High pressure phase transformations revisited

dc.contributor.author Levitas, Valery
dc.contributor.author Levitas, Valery
dc.contributor.department Aerospace Engineering
dc.contributor.department Ames Laboratory
dc.contributor.department Mechanical Engineering
dc.contributor.department Materials Science and Engineering
dc.date 2018-03-14T20:40:15.000
dc.date.accessioned 2020-06-29T22:45:20Z
dc.date.available 2020-06-29T22:45:20Z
dc.date.copyright Mon Jan 01 00:00:00 UTC 2018
dc.date.embargo 2019-03-07
dc.date.issued 2018-01-01
dc.description.abstract <p>High pressure phase transformations play an important role in the search for new materials and material synthesis, as well as in geophysics. However, they are poorly characterized, and phase transformation pressure and pressure hysteresis vary drastically in experiments of different researchers, with different pressure transmitting media, and with different material suppliers. Here we review the current state, challenges in studying phase transformations under high pressure, and the possible ways in overcoming the challenges. This field is critically compared with fields of phase transformations under normal pressure in steels and shape memory alloys, as well as plastic deformation of materials. The main reason for the above mentioned discrepancy is the lack of understanding that there is a fundamental difference between pressure-induced transformations under hydrostatic conditions, stress-induced transformations under nonhydrostatic conditions below yield, and strain-induced transformations during plastic flow. Each of these types of transformations has different mechanisms and requires a completely different thermodynamic and kinetic description and experimental characterization. In comparison with other fields the following challenges are indicated for high pressure phase transformation: (a) initial and evolving microstructure is not included in characterization of transformations; (b) continuum theory is poorly developed; (c) heterogeneous stress and strain fields in experiments are not determined, which leads to confusing material transformational properties with a system behavior. Some ways to advance the field of high pressure phase transformations are suggested. The key points are: (a) to take into account plastic deformations and microstructure evolution during transformations; (b) to formulate phase transformation criteria and kinetic equations in terms of stress and plastic strain tensors (instead of pressure alone); (c) to develop multiscale continuum theories, and (d) to couple experimental, theoretical, and computational studies of the behavior of a tested sample to extract information about fields of stress and strain tensors and concentration of high pressure phase, transformation criteria and kinetics. The ideal characterization should contain complete information which is required for simulation of the same experiments.</p>

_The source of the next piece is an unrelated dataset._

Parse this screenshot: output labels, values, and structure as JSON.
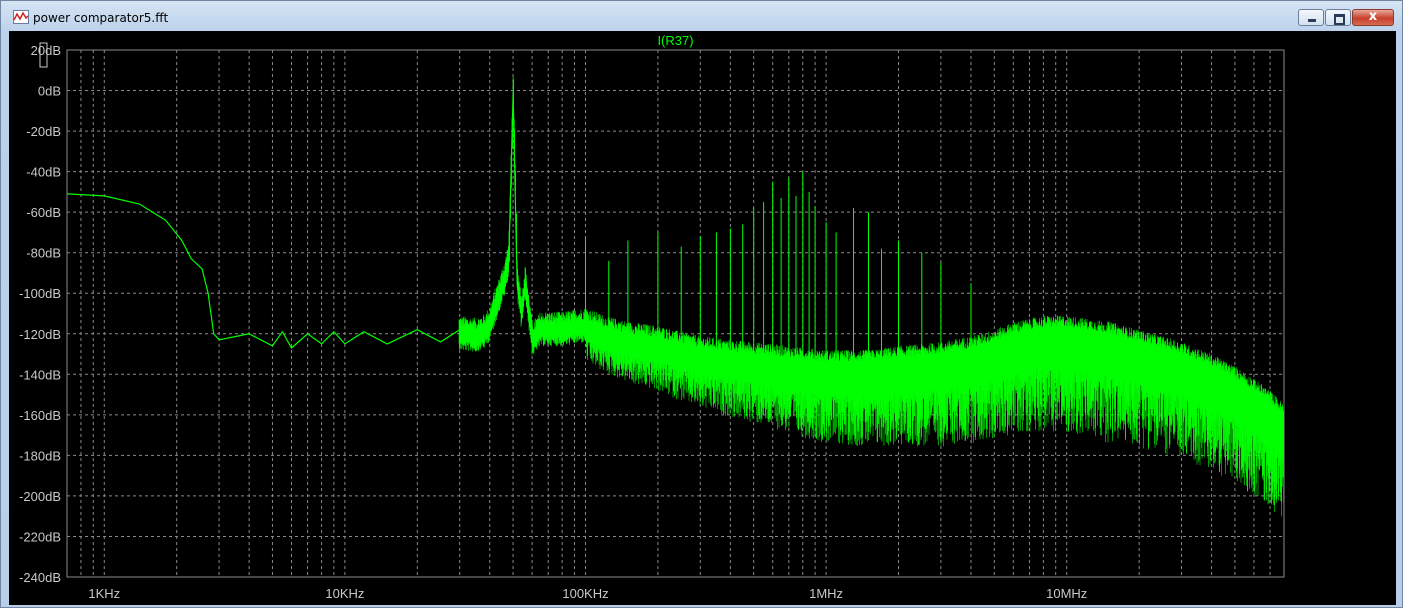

dc.description.comments <p>This is a manuscript of the article Levitas, Valery. "High pressure phase transformations revisited." <em>Journal of Physics: Condensed Matter</em> (2018). DOI: <a href="http://dx.doi.org/10.1088/1361-648X/aab4b0" target="_blank">10.1088/1361-648X/aab4b0</a>. Posted with permission.</p>
dc.format.mimetype application/pdf
dc.identifier archive/lib.dr.iastate.edu/aere_pubs/115/
dc.identifier.articleid 1117
dc.identifier.contextkey 11777180
dc.identifier.s3bucket isulib-bepress-aws-west
dc.identifier.submissionpath aere_pubs/115
dc.identifier.uri https://dr.lib.iastate.edu/handle/20.500.12876/1958
dc.language.iso en
dc.source.bitstream archive/lib.dr.iastate.edu/aere_pubs/115/2018_Levitas_HighPressure.pdf|||Fri Jan 14 18:51:47 UTC 2022
dc.source.uri 10.1088/1361-648X/aab4b0
dc.subject.disciplines Condensed Matter Physics
dc.subject.disciplines Geophysics and Seismology
dc.subject.disciplines Materials Science and Engineering
dc.subject.disciplines Structural Materials
dc.title High pressure phase transformations revisited
dc.type article
dc.type.genre article
dspace.entity.type Publication
relation.isAuthorOfPublication 850871e3-115a-428e-82cc-cbfafef5cf66
relation.isOrgUnitOfPublication 047b23ca-7bd7-4194-b084-c4181d33d95d
relation.isOrgUnitOfPublication 25913818-6714-4be5-89a6-f70c8facdf7e
relation.isOrgUnitOfPublication 6d38ab0f-8cc2-4ad3-90b1-67a60c5a6f59
relation.isOrgUnitOfPublication bf9f7e3e-25bd-44d3-b49c-ed98372dee5e
Original bundle
Now showing 1 - 1 of 1
741.29 KB
Adobe Portable Document Format